CALL TO ACTION!
CONTACT YOUR STATE LEGISLATORS
CUTS TO MENTAL HEALTH SERVICES
Governor Corbett’s proposed budget for the 2012-13 fiscal year includes devastating cuts to community mental health programs. It is imperative that you contact your “State” Representative and Senator and urge them to restore these harmful cuts. Let them know that persons with mental illness rely on these services to help them remain in the community, and avoid institutional settings. We also suggest that NAMI Affiliate Presidents meet with their area state legislators in their district offices (see tips for meetings).
The Governor’s budget proposes consolidating 7 programs (including community mental health services and the Behavioral Health Services Initiative) into a single, “flexible” Human Services Block Grant for counties and then slashes funding by 20%. In addition to the 20% cut in funding, there is no guarantee that the block grant funds will be used to provide mental health services. Legislators must vote on the Governor’s proposed budget.
One of DPW’s initiatives is to reduce the number of people living in institutions and when appropriate, place them in less costly, community settings. We applaud these efforts. However, it is critical that legislators restore funding for community mental health services, or individuals may end up back in institutional settings, including state hospitals, inpatient psychiatric facilities or state prisons. The proposed budget cuts jeopardize the lives of those who rely on community mental health services.
This is a very difficult budget year and it is extremely important that you contact your legislators, tell them why community mental health services are important to you and ask them to oppose the proposed cuts.
The budget issues will remain active until the
budget is passed by your state Representatives and Senators (usually around June
30th). The following actions are suggested to help have an impact on changing

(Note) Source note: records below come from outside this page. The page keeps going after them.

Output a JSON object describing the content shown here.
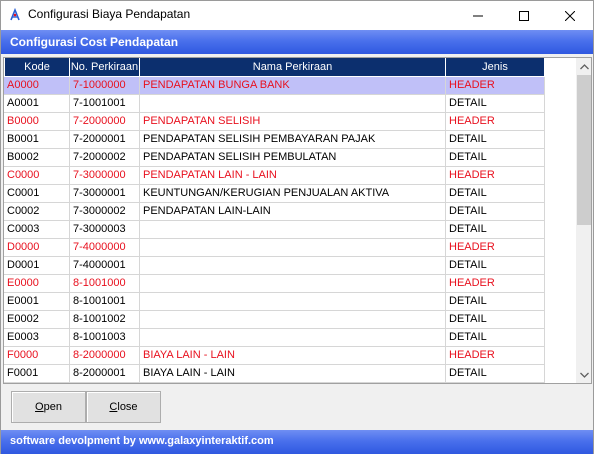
{
  "window": {
    "title": "Configurasi Biaya Pendapatan"
  },
  "header": {
    "title": "Configurasi Cost Pendapatan"
  },
  "table": {
    "columns": [
      "Kode",
      "No. Perkiraan",
      "Nama Perkiraan",
      "Jenis"
    ],
    "rows": [
      {
        "kode": "A0000",
        "no": "7-1000000",
        "nama": "PENDAPATAN BUNGA BANK",
        "jenis": "HEADER"
      },
      {
        "kode": "A0001",
        "no": "7-1001001",
        "nama": "",
        "jenis": "DETAIL"
      },
      {
        "kode": "B0000",
        "no": "7-2000000",
        "nama": "PENDAPATAN SELISIH",
        "jenis": "HEADER"
      },
      {
        "kode": "B0001",
        "no": "7-2000001",
        "nama": "PENDAPATAN SELISIH PEMBAYARAN PAJAK",
        "jenis": "DETAIL"
      },
      {
        "kode": "B0002",
        "no": "7-2000002",
        "nama": "PENDAPATAN SELISIH PEMBULATAN",
        "jenis": "DETAIL"
      },
      {
        "kode": "C0000",
        "no": "7-3000000",
        "nama": "PENDAPATAN LAIN - LAIN",
        "jenis": "HEADER"
      },
      {
        "kode": "C0001",
        "no": "7-3000001",
        "nama": "KEUNTUNGAN/KERUGIAN PENJUALAN AKTIVA",
        "jenis": "DETAIL"
      },
      {
        "kode": "C0002",
        "no": "7-3000002",
        "nama": "PENDAPATAN LAIN-LAIN",
        "jenis": "DETAIL"
      },
      {
        "kode": "C0003",
        "no": "7-3000003",
        "nama": "",
        "jenis": "DETAIL"
      },
      {
        "kode": "D0000",
        "no": "7-4000000",
        "nama": "",
        "jenis": "HEADER"
      },
      {
        "kode": "D0001",
        "no": "7-4000001",
        "nama": "",
        "jenis": "DETAIL"
      },
      {
        "kode": "E0000",
        "no": "8-1001000",
        "nama": "",
        "jenis": "HEADER"
      },
      {
        "kode": "E0001",
        "no": "8-1001001",
        "nama": "",
        "jenis": "DETAIL"
      },
      {
        "kode": "E0002",
        "no": "8-1001002",
        "nama": "",
        "jenis": "DETAIL"
      },
      {
        "kode": "E0003",
        "no": "8-1001003",
        "nama": "",
        "jenis": "DETAIL"
      },
      {
        "kode": "F0000",
        "no": "8-2000000",
        "nama": "BIAYA LAIN - LAIN",
        "jenis": "HEADER"
      },
      {
        "kode": "F0001",
        "no": "8-2000001",
        "nama": "BIAYA LAIN - LAIN",
        "jenis": "DETAIL"
      }
    ]
  },
  "buttons": {
    "open_label": "Open",
    "close_label": "Close"
  },
  "footer": {
    "text": "software devolpment by www.galaxyinteraktif.com"
  },
  "colors": {
    "header_row_text": "#e8101e",
    "band_blue": "#4a70ec",
    "grid_header_bg": "#0c2f6e",
    "selected_row_bg": "#c0c0f8"
  },
  "icons": [
    "app-icon",
    "minimize-icon",
    "maximize-icon",
    "close-icon",
    "scroll-up-arrow-icon",
    "scroll-down-arrow-icon"
  ]
}
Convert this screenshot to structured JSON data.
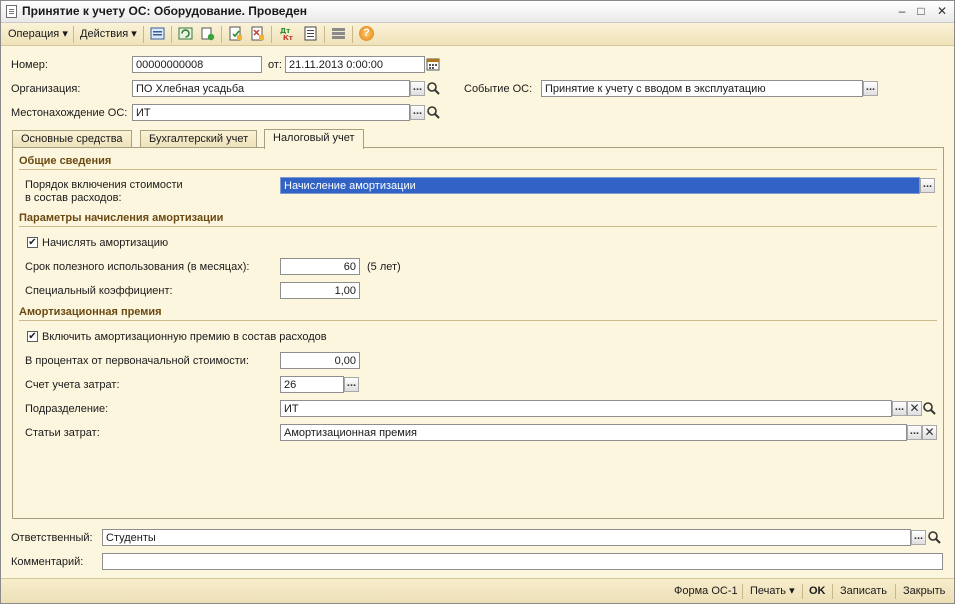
{
  "window": {
    "title": "Принятие к учету ОС: Оборудование. Проведен"
  },
  "toolbar": {
    "operation_label": "Операция",
    "actions_label": "Действия",
    "help_glyph": "?",
    "icons": [
      "list-icon",
      "refresh-icon",
      "copy-icon",
      "post-icon",
      "unpost-icon",
      "dt-kt-icon",
      "report-icon",
      "structure-icon",
      "help-icon"
    ]
  },
  "header": {
    "number_label": "Номер:",
    "number_value": "00000000008",
    "date_label": "от:",
    "date_value": "21.11.2013  0:00:00",
    "org_label": "Организация:",
    "org_value": "ПО Хлебная усадьба",
    "event_label": "Событие ОС:",
    "event_value": "Принятие к учету с вводом в эксплуатацию",
    "location_label": "Местонахождение ОС:",
    "location_value": "ИТ"
  },
  "tabs": [
    {
      "label": "Основные средства",
      "active": false
    },
    {
      "label": "Бухгалтерский учет",
      "active": false
    },
    {
      "label": "Налоговый учет",
      "active": true
    }
  ],
  "tax": {
    "general_title": "Общие сведения",
    "expense_order_label_1": "Порядок включения стоимости",
    "expense_order_label_2": "в состав расходов:",
    "expense_order_value": "Начисление амортизации",
    "depr_title": "Параметры начисления амортизации",
    "accrue_label": "Начислять амортизацию",
    "accrue_checked": true,
    "useful_life_label": "Срок полезного использования (в месяцах):",
    "useful_life_value": "60",
    "useful_life_note": "(5 лет)",
    "coef_label": "Специальный коэффициент:",
    "coef_value": "1,00",
    "bonus_title": "Амортизационная премия",
    "bonus_include_label": "Включить амортизационную премию в состав расходов",
    "bonus_include_checked": true,
    "percent_label": "В процентах от первоначальной стоимости:",
    "percent_value": "0,00",
    "cost_account_label": "Счет учета затрат:",
    "cost_account_value": "26",
    "subdivision_label": "Подразделение:",
    "subdivision_value": "ИТ",
    "cost_items_label": "Статьи затрат:",
    "cost_items_value": "Амортизационная премия"
  },
  "footer": {
    "responsible_label": "Ответственный:",
    "responsible_value": "Студенты",
    "comment_label": "Комментарий:",
    "comment_value": ""
  },
  "bottom": {
    "form_os1": "Форма ОС-1",
    "print": "Печать",
    "ok": "OK",
    "save": "Записать",
    "close": "Закрыть"
  },
  "glyphs": {
    "ellipsis": "...",
    "clear": "✕",
    "check": "✔",
    "dropdown": "▾"
  },
  "colors": {
    "form_bg": "#fdf6df",
    "section_title": "#6b4a12",
    "selection": "#3163c6"
  }
}
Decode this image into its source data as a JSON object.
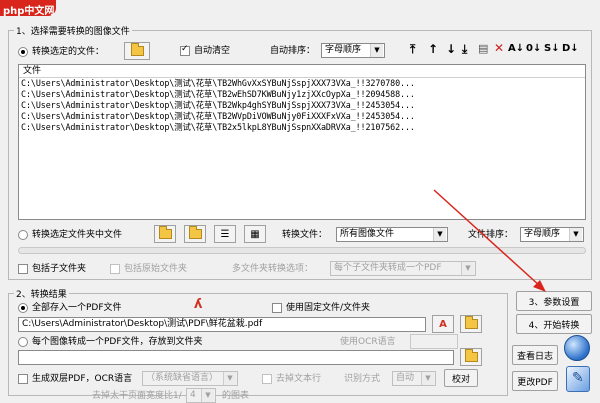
{
  "watermark": "php中文网",
  "section1": {
    "title": "1、选择需要转换的图像文件",
    "convert_files_label": "转换选定的文件：",
    "auto_clear_label": "自动清空",
    "auto_sort_label": "自动排序：",
    "auto_sort_value": "字母顺序",
    "list_header": "文件",
    "files": [
      "C:\\Users\\Administrator\\Desktop\\测试\\花草\\TB2WhGvXxSYBuNjSspjXXX73VXa_!!3270780...",
      "C:\\Users\\Administrator\\Desktop\\测试\\花草\\TB2wEhSD7KWBuNjy1zjXXcOypXa_!!2094588...",
      "C:\\Users\\Administrator\\Desktop\\测试\\花草\\TB2Wkp4ghSYBuNjSspjXXX73VXa_!!2453054...",
      "C:\\Users\\Administrator\\Desktop\\测试\\花草\\TB2WVpDiVOWBuNjy0FiXXXFxVXa_!!2453054...",
      "C:\\Users\\Administrator\\Desktop\\测试\\花草\\TB2x5lkpL8YBuNjSspnXXaDRVXa_!!2107562..."
    ],
    "convert_folder_label": "转换选定文件夹中文件",
    "convert_file_type_label": "转换文件：",
    "convert_file_type_value": "所有图像文件",
    "file_sort_label": "文件排序：",
    "file_sort_value": "字母顺序",
    "include_subfolders_label": "包括子文件夹",
    "include_only_folders_label": "包括原始文件夹",
    "multi_folder_label": "多文件夹转换选项：",
    "multi_folder_value": "每个子文件夹转成一个PDF"
  },
  "section2": {
    "title": "2、转换结果",
    "all_in_one_label": "全部存入一个PDF文件",
    "fixed_name_label": "使用固定文件/文件夹",
    "output_path": "C:\\Users\\Administrator\\Desktop\\测试\\PDF\\鲜花盆栽.pdf",
    "each_image_label": "每个图像转成一个PDF文件，存放到文件夹",
    "ocr_lang_label": "生成双层PDF，OCR语言",
    "ocr_lang_value": "（系统缺省语言）",
    "ocr_engine_label": "去掉文本行",
    "ocr_method_label": "识别方式",
    "ocr_method_value": "自动",
    "calibrate_label": "校对",
    "ocr_hint": "使用OCR语言",
    "page_limit_label": "去掉太干页面宽度比1/",
    "page_limit_value": "4",
    "page_limit_suffix": "的图表"
  },
  "buttons": {
    "settings": "3、参数设置",
    "start": "4、开始转换",
    "view_log": "查看日志",
    "edit_pdf": "更改PDF"
  }
}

the Governor’s recommendations for cuts to community mental health programs.
Copyright © 2010 National Alliance on Mental Illness of Pennsylvania